**Work required:** The response must contain every line from the records below that has "earnings".

[Dataset excerpts]
::::::
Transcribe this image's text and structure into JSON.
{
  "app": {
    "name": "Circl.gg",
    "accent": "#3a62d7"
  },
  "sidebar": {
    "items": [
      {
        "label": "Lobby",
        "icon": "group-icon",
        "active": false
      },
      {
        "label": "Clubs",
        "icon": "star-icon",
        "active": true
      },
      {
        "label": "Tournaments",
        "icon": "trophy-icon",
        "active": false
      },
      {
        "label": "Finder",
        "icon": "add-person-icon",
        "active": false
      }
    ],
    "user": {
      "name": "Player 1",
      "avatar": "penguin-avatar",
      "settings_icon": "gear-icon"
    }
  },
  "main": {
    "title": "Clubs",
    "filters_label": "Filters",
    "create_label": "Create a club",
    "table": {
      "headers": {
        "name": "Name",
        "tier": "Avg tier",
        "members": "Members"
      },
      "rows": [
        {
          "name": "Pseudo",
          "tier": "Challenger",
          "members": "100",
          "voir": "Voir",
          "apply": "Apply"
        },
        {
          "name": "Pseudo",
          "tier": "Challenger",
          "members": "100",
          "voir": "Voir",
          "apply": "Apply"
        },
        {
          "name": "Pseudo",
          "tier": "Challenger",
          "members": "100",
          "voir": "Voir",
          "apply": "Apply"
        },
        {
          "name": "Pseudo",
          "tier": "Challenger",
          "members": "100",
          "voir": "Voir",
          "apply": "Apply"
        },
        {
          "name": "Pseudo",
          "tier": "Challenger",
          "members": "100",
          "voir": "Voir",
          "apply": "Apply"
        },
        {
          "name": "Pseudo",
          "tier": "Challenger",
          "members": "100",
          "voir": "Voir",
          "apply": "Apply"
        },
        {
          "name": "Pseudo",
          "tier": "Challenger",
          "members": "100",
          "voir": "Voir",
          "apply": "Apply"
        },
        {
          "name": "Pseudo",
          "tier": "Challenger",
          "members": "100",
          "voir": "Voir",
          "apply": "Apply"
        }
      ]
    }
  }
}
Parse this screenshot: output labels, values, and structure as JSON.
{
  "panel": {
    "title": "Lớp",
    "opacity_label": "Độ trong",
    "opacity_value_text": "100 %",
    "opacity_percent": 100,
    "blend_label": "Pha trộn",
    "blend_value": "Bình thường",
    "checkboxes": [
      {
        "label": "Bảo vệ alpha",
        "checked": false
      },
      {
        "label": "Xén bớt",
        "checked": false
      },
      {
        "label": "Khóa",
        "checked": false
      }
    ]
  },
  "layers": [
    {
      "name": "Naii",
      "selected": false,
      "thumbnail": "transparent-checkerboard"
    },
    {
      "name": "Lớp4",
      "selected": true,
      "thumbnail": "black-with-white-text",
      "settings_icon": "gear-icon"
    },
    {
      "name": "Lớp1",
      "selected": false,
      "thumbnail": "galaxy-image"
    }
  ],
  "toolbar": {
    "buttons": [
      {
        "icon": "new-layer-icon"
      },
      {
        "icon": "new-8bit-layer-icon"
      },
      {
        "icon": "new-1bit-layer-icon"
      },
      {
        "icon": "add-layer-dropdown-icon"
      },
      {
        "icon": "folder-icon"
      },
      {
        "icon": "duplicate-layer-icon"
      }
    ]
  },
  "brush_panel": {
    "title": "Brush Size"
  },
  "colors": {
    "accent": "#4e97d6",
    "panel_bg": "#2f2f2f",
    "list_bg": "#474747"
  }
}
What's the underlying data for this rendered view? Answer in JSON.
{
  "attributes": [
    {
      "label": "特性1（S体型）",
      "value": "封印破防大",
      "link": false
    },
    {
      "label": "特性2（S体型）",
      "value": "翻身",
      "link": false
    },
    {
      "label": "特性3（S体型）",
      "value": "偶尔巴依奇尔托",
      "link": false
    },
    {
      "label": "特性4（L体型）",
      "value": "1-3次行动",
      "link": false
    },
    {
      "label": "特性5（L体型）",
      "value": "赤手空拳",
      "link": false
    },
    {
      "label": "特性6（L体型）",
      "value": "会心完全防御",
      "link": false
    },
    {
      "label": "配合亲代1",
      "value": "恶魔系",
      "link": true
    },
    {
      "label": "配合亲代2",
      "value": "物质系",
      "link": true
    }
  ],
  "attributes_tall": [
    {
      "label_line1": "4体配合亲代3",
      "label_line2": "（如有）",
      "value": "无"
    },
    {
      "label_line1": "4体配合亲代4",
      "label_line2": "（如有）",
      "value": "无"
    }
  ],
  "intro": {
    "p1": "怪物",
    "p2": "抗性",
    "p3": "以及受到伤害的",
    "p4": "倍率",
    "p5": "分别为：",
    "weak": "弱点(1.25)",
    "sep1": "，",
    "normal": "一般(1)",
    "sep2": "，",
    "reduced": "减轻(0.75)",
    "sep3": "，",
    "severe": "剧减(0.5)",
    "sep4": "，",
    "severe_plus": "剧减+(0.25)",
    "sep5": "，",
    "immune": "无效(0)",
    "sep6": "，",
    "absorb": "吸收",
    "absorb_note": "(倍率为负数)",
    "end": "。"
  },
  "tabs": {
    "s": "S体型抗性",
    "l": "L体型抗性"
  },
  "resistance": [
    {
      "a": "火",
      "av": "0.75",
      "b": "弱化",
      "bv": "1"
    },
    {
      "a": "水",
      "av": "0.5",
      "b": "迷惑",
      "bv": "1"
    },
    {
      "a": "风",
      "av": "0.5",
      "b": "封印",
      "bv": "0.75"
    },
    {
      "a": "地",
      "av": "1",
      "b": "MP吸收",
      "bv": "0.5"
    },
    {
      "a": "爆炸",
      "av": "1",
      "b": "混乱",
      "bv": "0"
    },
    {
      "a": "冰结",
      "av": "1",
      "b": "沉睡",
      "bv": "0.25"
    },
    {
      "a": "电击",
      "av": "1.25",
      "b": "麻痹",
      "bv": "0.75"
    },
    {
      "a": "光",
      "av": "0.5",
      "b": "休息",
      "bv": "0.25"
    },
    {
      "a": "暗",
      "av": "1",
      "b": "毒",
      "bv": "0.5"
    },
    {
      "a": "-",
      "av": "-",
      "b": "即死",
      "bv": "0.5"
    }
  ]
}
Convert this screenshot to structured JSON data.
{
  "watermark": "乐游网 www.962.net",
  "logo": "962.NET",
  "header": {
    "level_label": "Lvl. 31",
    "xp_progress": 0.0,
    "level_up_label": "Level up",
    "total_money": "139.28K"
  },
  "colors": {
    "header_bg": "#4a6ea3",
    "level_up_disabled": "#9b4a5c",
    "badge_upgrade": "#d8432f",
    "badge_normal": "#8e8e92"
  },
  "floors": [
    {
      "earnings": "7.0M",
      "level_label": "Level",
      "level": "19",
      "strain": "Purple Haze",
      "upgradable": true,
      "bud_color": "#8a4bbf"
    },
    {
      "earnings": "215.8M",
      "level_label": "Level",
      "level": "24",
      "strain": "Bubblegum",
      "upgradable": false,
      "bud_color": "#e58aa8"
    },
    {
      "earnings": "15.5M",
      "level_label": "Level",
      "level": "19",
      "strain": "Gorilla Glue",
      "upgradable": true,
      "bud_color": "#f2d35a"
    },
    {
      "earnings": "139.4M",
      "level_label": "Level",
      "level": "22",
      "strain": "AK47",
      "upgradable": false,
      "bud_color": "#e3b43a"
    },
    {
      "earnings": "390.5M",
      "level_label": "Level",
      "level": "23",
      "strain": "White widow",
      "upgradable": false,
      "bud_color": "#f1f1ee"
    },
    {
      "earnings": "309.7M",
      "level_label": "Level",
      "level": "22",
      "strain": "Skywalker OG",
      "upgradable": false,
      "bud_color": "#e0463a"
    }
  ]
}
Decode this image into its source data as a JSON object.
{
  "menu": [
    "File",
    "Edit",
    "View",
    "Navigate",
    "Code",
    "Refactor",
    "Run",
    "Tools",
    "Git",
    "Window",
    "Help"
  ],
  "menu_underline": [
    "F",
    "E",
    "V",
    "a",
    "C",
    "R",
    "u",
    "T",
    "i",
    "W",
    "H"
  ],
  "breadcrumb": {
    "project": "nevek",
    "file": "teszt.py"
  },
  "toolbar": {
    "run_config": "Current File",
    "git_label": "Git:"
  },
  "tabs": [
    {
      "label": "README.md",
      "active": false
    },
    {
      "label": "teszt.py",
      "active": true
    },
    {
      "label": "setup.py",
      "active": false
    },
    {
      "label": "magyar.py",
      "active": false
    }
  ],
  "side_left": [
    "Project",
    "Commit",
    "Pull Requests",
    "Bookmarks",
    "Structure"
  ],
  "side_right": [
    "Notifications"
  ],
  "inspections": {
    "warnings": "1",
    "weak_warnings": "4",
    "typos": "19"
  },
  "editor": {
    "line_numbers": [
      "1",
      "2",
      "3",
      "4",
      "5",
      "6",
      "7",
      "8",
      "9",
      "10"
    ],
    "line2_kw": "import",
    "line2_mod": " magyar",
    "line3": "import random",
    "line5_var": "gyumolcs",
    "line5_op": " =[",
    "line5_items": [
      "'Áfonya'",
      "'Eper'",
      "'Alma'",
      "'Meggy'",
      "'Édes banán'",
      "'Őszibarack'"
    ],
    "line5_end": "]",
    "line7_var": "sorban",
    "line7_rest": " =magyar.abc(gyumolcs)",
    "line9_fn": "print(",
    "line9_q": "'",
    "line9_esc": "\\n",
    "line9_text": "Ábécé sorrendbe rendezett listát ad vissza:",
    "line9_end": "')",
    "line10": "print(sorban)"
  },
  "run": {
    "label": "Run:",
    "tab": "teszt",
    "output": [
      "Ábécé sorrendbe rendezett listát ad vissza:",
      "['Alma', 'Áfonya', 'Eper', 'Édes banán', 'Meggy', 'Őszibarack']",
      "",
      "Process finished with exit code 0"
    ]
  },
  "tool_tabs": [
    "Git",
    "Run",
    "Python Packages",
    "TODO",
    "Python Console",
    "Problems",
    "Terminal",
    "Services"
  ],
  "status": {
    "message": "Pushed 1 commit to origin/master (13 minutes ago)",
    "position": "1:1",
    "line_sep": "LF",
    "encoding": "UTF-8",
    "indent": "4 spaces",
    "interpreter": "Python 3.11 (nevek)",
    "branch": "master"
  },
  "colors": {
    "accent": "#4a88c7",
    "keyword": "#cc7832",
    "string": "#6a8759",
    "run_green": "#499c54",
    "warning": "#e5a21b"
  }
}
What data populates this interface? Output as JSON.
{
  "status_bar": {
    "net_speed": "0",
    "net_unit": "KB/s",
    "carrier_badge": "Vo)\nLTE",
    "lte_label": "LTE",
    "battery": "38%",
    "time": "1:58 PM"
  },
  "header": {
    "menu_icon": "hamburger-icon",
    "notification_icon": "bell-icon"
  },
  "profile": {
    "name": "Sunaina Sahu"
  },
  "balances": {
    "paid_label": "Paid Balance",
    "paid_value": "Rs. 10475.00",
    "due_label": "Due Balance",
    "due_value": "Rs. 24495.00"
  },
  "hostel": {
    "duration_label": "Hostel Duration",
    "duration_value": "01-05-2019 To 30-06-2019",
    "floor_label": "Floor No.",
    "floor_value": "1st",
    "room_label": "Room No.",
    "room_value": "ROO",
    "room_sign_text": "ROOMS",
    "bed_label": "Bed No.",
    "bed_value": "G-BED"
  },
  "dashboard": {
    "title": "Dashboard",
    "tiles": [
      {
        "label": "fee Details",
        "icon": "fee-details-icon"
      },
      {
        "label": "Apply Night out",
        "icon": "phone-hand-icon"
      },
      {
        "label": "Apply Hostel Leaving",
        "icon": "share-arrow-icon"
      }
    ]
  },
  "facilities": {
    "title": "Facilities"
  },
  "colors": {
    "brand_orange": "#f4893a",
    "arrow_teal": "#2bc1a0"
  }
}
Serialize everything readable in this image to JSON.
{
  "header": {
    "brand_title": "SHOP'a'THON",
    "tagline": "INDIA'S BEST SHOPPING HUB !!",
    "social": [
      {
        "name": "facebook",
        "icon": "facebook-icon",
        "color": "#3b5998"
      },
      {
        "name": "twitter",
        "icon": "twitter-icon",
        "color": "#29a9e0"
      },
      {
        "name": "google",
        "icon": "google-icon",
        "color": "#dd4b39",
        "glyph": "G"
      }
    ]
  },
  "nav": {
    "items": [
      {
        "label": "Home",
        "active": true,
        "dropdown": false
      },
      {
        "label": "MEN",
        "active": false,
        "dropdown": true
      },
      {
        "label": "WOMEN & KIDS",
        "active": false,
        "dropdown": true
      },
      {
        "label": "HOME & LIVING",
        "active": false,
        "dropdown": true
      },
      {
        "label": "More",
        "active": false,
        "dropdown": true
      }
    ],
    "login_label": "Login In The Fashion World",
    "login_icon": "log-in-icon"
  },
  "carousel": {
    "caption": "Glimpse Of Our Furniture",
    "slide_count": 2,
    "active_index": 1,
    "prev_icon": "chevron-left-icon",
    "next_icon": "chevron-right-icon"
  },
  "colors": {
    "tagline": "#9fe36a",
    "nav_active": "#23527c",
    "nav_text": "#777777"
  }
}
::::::
**Solved exercise:**
      "earnings": "7.0M",
      "earnings": "215.8M",
      "earnings": "15.5M",
      "earnings": "139.4M",
      "earnings": "390.5M",
      "earnings": "309.7M",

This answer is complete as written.